At first I was hesitant about giving these dreams the importance that they deserved. I often regarded them as mere flights of fancy. As I was narrating these dreams and predicting deaths and other future events, several times I wondered if I had rightly understood things, and I became fearful that what I said might actually be untrue. Occasionally, after narrating a dream, I could no longer remember what I had said. Therefore, in confessing to Father Cafasso, I sometimes accused myself of having spoken perhaps rashly. The saintly priest would listen to me, think the matter over, and then say: “Since your predictions come true, you need not worry. You may continue to make them.” It was only a few years later, though, that I firmly came to believe that those dreams were from God. That was when the young boy Casalegno died and—exactly as I had seen in my dream—his coffin was placed on two chairs on the portico, notwithstanding Father Cagliero’s efforts to have it moved to the usual place.

In allegorical form Don Bosco’s dreams

enabled him to perceive hidden facts or future events: sometimes in general terms, sometimes in very specific terms; sometimes with a feeling of certainty about the meaning of symbols, sometimes uncertain about his own interpretive capabilities. Don Bosco then waited to see how things would turn out in reality. He, like others, waited for verification of something that had seemed to him to be a prophecy but that he chose out of prudence to present merely as a parable.
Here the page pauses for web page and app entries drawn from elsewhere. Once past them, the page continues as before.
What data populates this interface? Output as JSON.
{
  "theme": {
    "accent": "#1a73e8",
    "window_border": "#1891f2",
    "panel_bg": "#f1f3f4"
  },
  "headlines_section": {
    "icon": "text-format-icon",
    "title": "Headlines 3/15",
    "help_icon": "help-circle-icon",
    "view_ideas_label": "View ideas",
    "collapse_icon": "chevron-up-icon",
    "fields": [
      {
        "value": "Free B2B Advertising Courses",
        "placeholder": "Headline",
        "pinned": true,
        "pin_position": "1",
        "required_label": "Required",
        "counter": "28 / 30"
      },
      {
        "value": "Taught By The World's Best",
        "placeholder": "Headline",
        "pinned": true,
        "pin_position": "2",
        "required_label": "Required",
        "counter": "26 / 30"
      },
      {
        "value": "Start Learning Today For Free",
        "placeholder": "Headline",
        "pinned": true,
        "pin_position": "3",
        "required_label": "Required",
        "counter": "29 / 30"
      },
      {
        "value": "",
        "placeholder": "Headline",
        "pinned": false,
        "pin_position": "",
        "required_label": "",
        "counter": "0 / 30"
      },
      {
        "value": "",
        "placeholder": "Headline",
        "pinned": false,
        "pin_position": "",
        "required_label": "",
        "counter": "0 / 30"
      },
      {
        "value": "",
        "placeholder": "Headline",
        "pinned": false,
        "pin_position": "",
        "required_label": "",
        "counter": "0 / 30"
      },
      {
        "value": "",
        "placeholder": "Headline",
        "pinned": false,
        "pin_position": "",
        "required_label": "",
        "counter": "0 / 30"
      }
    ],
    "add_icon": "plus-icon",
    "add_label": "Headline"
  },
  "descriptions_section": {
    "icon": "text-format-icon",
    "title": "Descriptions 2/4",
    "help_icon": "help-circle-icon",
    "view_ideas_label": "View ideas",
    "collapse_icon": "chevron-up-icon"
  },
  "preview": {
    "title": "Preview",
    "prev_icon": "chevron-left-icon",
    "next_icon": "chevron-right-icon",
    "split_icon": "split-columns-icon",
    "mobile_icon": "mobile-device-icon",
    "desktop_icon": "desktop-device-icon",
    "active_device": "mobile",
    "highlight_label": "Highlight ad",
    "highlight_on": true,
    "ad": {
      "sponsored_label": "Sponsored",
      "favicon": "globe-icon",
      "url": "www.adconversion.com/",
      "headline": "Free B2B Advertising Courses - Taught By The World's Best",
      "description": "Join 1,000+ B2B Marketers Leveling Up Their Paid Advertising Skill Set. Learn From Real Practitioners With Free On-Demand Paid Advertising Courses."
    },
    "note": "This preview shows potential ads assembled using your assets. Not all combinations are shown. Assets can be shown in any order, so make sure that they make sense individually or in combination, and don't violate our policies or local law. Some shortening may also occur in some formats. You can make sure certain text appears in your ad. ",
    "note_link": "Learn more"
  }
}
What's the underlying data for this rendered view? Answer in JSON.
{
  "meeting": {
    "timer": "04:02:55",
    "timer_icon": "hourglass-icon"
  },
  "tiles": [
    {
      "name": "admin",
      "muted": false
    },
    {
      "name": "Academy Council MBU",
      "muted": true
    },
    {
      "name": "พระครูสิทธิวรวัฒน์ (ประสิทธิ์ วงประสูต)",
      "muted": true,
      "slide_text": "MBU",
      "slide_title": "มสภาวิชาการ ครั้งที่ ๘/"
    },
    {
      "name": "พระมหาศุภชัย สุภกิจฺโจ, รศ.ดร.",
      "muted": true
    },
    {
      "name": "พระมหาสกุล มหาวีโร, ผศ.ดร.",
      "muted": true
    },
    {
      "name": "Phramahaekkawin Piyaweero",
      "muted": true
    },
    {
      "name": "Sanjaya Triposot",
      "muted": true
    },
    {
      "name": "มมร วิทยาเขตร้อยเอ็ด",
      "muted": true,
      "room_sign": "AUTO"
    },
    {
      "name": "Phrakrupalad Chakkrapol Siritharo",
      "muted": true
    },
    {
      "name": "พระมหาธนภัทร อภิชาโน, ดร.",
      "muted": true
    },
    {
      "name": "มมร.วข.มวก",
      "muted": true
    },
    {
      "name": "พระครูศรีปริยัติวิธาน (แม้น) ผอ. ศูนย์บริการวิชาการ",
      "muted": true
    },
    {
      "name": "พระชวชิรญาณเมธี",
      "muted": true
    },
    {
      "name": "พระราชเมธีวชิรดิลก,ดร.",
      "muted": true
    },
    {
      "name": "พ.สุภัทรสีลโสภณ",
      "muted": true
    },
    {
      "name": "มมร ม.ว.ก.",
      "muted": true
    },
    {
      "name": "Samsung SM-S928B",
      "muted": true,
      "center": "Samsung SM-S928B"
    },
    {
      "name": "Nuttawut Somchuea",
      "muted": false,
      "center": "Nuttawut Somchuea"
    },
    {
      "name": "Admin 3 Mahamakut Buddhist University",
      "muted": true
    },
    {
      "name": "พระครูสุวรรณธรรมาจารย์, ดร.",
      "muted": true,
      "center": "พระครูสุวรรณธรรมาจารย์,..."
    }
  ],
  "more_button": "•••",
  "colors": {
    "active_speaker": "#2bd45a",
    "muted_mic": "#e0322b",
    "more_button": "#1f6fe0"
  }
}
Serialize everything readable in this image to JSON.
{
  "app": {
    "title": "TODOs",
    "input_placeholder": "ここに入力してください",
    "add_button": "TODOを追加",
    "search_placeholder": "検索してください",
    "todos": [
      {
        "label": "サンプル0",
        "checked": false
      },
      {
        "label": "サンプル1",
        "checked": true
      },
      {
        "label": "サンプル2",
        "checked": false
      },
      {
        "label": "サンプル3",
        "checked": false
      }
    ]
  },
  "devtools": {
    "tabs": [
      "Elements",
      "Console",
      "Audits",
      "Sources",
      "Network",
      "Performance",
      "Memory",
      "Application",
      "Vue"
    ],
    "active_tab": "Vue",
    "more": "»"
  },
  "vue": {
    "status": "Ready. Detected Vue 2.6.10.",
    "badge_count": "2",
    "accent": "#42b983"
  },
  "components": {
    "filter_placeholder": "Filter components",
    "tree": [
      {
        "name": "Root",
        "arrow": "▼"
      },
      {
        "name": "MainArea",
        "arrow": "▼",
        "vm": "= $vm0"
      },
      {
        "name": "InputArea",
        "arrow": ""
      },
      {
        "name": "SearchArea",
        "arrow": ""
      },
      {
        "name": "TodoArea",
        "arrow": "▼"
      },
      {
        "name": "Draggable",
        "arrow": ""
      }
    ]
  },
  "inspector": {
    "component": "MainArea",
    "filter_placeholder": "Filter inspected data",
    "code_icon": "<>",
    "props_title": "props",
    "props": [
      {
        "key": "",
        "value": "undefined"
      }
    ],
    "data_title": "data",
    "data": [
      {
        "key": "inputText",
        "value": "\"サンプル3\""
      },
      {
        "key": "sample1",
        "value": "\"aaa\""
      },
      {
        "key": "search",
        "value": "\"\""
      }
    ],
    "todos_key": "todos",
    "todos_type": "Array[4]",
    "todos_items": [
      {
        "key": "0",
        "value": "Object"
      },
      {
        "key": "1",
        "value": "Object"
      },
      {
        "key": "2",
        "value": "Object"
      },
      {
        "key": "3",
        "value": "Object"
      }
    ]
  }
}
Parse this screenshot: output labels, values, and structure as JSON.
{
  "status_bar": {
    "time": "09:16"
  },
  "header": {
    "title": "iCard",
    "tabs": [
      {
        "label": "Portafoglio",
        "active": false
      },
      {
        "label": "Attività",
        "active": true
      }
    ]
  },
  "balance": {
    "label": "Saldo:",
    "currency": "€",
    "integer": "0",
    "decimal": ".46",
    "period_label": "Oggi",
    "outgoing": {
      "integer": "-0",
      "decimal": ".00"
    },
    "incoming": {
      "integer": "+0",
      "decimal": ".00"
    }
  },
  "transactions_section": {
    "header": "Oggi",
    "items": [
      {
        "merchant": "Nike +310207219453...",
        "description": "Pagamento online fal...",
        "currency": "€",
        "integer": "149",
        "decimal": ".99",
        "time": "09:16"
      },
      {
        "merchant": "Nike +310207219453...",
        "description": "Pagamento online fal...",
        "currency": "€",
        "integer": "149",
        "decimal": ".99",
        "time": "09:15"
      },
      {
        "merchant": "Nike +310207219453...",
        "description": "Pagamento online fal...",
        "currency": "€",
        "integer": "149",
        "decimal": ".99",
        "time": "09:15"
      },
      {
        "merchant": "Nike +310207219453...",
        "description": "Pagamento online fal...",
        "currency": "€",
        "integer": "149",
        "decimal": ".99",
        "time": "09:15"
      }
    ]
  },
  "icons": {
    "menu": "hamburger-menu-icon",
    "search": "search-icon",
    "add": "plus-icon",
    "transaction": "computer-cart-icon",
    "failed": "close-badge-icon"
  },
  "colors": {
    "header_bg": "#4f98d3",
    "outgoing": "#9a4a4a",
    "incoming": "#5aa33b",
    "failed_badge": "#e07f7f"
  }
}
Don Bosco was reluctant to talk about the charism he exercised: “To those who asked him how he could reveal hidden things Don Bosco was wont to give a jocular reply. He said that he used a magical formula: otis botis pia tutis. In short, he evaded the question and thus invited the curious to halt at the threshold of mystery.” (courtesy of